Let us now use a regular expression that tells grep to find lines with "carol", followed by zero or other characters abbreviated in a regular expression as ".*"), then followed by "Aug".−
Here, we are using the -i option to have case insensitive search −
$ls -l | grep -i "carol.*aug" -rw-rw-r-- 1 carol doc 1605 Aug 23 07:35 macros $
The sort Command
The sort command arranges lines of text alphabetically or numerically. The following example sorts the lines in the food file −
$sort food Afghani Cuisine Bangkok Wok Big Apple Deli Isle of Java Mandalay Sushi and Sashimi Sweet Tooth Tio Pepe's Peppers $
The sort command arranges lines of text alphabetically by default. There are many options that control the sorting −
Sorts numerically (example: 10 will sort after 2), ignores blanks and tabs.
Reverses the order of sort.
Sorts upper and lowercase together.
Ignores first x fields when sorting.
More than two commands may be linked up into a pipe. Taking a previous pipe example using grep, we can further sort the files modified in August by the order of size.
The following pipe consists of the commands ls, grep, and sort −
$ls -l | grep "Aug" | sort +4n -rw-rw-r-- 1 carol doc 1605 Aug 23 07:35 macros -rw-rw-r-- 1 john doc 2488 Aug 15 10:51 intro -rw-rw-rw- 1 john doc 8515 Aug 6 15:30 ch07 -rw-rw-rw- 1 john doc 11008 Aug 6 14:10 ch02 $
This pipe sorts all files in your directory modified in August by the order of size, and prints them on the terminal screen. The sort option +4n skips four fields (fields are separated by blanks) then sorts the lines in numeric order.
The pg and more Commands
A long output can normally be zipped by you on the screen, but if you run text through more or use the pg command as a filter; the display stops once the screen is full of text.
Let's assume that you have a long directory listing.

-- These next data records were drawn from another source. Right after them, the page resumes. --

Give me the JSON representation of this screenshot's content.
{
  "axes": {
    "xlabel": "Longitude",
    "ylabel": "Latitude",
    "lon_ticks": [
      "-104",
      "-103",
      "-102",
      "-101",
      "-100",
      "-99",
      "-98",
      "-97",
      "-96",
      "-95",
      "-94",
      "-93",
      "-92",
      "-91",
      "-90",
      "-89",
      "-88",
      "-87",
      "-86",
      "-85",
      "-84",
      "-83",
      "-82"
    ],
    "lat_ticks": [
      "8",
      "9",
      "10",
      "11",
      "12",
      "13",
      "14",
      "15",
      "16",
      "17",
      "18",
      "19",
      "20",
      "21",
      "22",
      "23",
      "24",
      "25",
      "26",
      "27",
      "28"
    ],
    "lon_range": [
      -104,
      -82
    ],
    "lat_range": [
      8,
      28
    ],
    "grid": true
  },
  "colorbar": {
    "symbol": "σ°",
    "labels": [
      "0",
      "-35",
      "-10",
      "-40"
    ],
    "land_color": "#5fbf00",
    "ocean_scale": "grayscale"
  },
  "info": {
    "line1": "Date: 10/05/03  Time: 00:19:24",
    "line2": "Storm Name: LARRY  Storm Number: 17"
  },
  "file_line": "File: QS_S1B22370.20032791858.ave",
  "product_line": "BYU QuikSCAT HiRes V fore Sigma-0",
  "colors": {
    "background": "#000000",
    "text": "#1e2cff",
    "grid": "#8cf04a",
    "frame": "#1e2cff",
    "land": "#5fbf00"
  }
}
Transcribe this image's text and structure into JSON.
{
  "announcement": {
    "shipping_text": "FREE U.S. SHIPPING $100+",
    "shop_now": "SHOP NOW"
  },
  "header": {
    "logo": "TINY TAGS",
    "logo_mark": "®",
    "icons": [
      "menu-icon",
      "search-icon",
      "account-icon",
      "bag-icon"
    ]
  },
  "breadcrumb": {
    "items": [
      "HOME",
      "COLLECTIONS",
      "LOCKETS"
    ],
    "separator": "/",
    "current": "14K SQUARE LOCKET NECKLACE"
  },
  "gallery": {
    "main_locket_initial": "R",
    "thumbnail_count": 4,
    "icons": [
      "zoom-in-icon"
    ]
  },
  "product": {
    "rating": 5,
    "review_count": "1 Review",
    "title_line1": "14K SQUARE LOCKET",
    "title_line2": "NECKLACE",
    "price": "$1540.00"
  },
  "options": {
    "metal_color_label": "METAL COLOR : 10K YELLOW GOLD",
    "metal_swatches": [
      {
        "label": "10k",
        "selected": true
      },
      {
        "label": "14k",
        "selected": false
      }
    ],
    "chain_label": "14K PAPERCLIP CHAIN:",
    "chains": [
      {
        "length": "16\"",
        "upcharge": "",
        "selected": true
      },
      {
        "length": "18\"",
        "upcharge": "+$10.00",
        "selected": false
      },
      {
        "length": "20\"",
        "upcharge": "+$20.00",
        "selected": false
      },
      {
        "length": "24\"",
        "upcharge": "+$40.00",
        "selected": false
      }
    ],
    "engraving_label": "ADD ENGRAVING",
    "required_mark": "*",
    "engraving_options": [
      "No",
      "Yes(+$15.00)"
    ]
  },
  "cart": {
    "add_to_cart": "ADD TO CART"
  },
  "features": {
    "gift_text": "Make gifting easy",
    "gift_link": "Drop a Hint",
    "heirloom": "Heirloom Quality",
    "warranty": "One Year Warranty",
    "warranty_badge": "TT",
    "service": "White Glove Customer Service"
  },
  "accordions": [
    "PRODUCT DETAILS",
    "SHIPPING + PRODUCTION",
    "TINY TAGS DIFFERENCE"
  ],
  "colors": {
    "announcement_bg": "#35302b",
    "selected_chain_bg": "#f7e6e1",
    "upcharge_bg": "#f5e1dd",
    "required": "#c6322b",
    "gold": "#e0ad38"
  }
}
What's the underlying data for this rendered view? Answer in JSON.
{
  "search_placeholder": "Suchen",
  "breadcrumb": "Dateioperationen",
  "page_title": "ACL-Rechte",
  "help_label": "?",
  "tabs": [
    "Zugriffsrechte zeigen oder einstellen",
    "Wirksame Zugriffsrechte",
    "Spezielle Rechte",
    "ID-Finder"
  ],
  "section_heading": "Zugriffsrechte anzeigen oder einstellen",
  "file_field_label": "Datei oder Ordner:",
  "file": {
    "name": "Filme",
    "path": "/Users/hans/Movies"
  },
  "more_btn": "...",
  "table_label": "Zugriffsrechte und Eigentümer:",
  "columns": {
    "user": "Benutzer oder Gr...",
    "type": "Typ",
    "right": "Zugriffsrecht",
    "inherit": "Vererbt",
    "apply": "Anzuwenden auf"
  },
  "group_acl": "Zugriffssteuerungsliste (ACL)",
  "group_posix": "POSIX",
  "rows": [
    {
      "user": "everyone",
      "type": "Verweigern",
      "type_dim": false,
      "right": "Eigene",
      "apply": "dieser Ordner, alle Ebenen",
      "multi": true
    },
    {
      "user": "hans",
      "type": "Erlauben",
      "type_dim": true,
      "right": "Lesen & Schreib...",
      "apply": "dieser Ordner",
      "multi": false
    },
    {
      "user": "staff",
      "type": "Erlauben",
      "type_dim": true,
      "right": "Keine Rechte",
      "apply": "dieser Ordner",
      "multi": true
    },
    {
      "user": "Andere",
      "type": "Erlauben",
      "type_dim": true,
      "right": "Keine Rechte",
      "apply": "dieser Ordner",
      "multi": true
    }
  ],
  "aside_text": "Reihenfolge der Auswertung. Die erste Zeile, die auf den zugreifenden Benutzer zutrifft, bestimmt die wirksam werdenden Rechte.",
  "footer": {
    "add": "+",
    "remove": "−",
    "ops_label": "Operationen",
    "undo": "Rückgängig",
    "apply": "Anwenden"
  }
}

To make it easier to read the sorted listing, pipe the output through more as follows −
$ls -l | grep "Aug" | sort +4n | more -rw-rw-r-- 1 carol doc 1605 Aug 23 07:35 macros -rw-rw-r-- 1 john doc 2488 Aug 15 10:51 intro -rw-rw-rw- 1 john doc 8515 Aug 6 15:30 ch07 -rw-rw-r-- 1 john doc 14827 Aug 9 12:40 ch03 . . . -rw-rw-rw- 1 john doc 16867 Aug 6 15:56 ch05 --More--(74%)
The screen will fill up once the screen is full of text consisting of lines sorted by the order of the file size. At the bottom of the screen is the more prompt, where you can type a command to move through the sorted text.
Once you're done with this screen, you can use any of the commands listed in the discussion of the more program.